SchoolsHistory.org.uk highly recommends these sites:

gcsehistory.org.uk - new site aiming to provide an accessible narrative for GCSE History pupils.
Schoolhistory.co.uk - fantastic range of interactive games, revision materials and links.
ActiveHistory.co.uk - outstanding use of ICT to engage pupils.
Thinkinghistory.co.uk - a brilliant range of learning activities from Ian Dawson
JohnDClare.net - simply the best for Modern World GCSE students
History.org.uk - resources and CPD materials from the Historical Association.
Historyboxes.com - make your lessons 'real' with artefacts and living history provided by experts
Schoolshistory.com - same author as this site, just put together in a slightly different way!
Medicinethroughtime.co.uk - all new resources for teachers and pupils of the SHP Medicine course
Crimeandpunishmentthroughtime.co.uk - A new site providing resources for teachers and pupils of the Crime and Punishment unit
Wallarms.com Militaria - a range of interesting pieces of militaria is available via tihs site

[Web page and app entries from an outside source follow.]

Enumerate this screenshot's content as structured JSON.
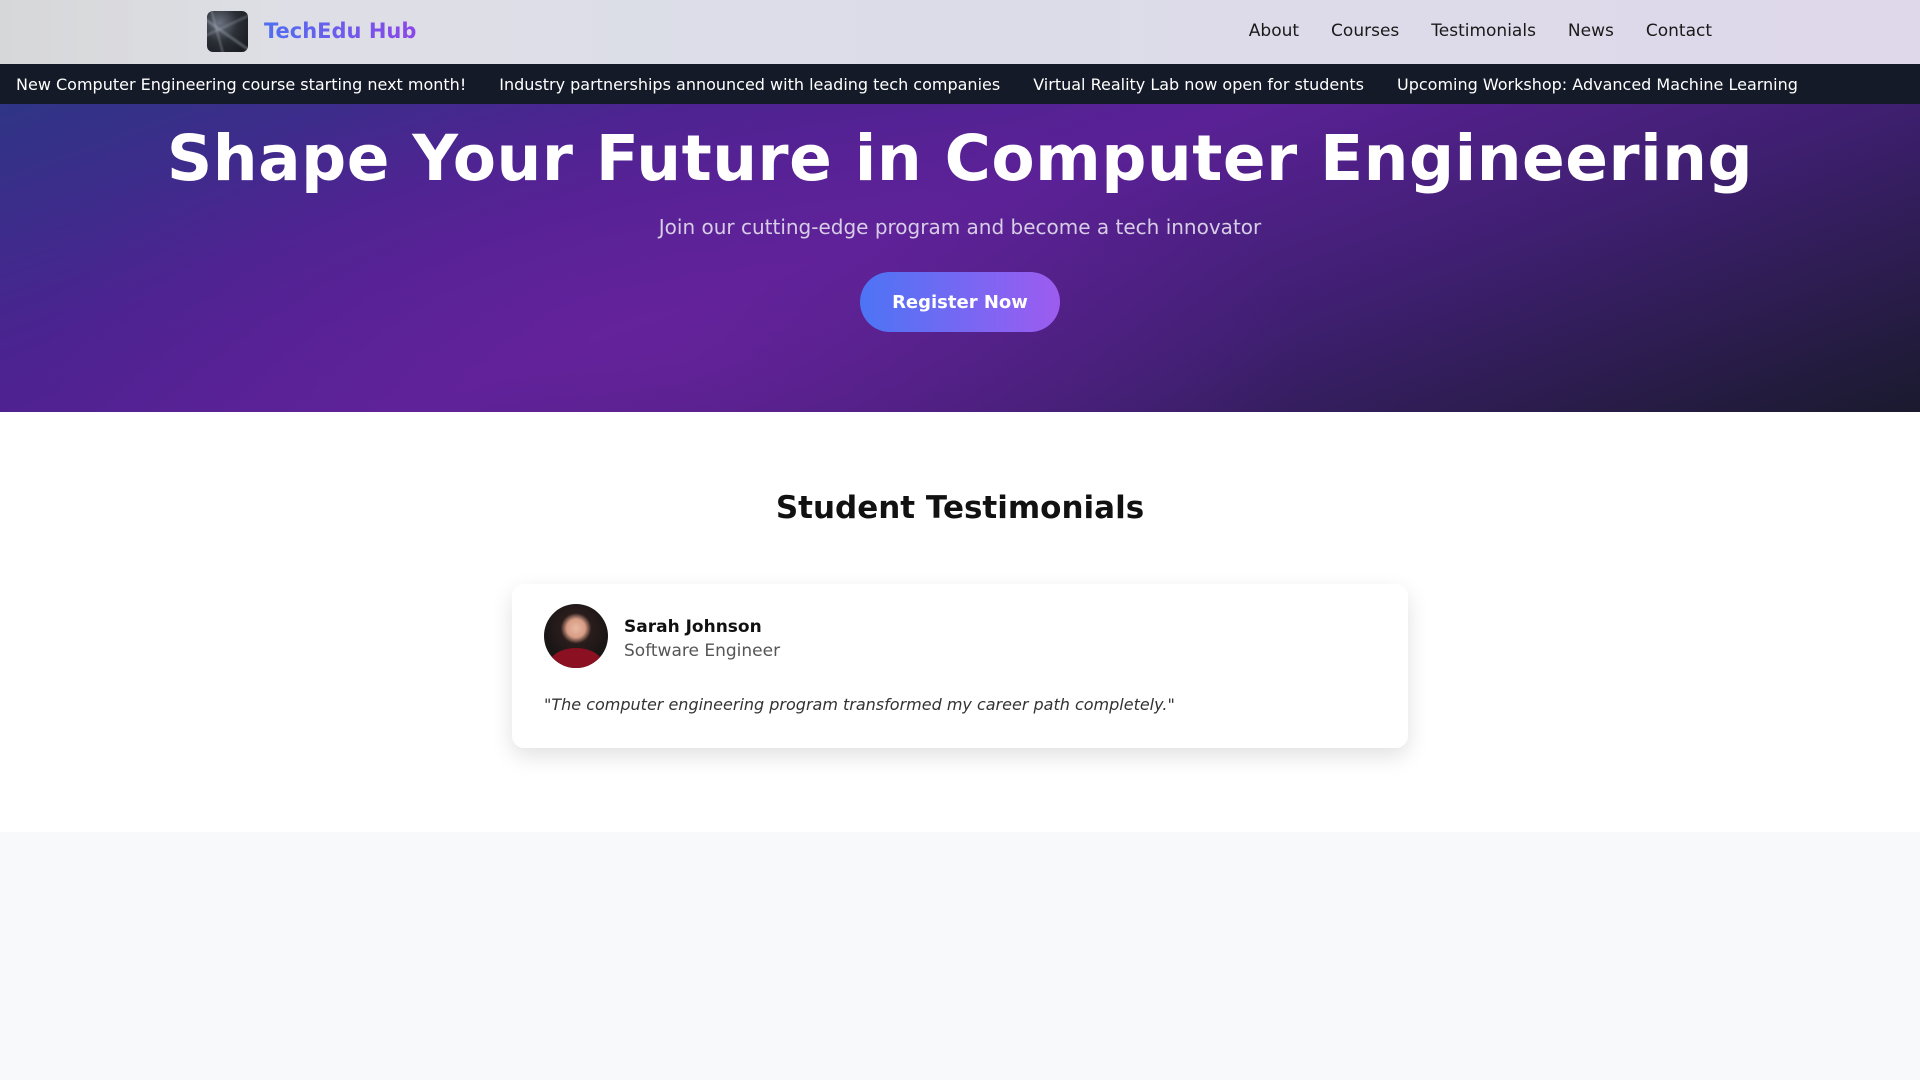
{
  "navbar": {
    "brand": "TechEdu Hub",
    "links": [
      "About",
      "Courses",
      "Testimonials",
      "News",
      "Contact"
    ]
  },
  "ticker": {
    "items": [
      "New Computer Engineering course starting next month!",
      "Industry partnerships announced with leading tech companies",
      "Virtual Reality Lab now open for students",
      "Upcoming Workshop: Advanced Machine Learning"
    ]
  },
  "hero": {
    "title": "Shape Your Future in Computer Engineering",
    "subtitle": "Join our cutting-edge program and become a tech innovator",
    "cta_label": "Register Now"
  },
  "testimonials": {
    "heading": "Student Testimonials",
    "items": [
      {
        "name": "Sarah Johnson",
        "role": "Software Engineer",
        "quote": "\"The computer engineering program transformed my career path completely.\""
      }
    ]
  },
  "colors": {
    "brand_gradient_start": "#4f6ff0",
    "brand_gradient_end": "#8b47e8",
    "ticker_bg": "#141a27",
    "hero_purple": "#5a2196",
    "button_start": "#4d74f5",
    "button_end": "#9d5cf0"
  }
}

The Turkey Inn, Goose Eye, Oakworth - great historical public house with loads of great beer and a lovely atmosphere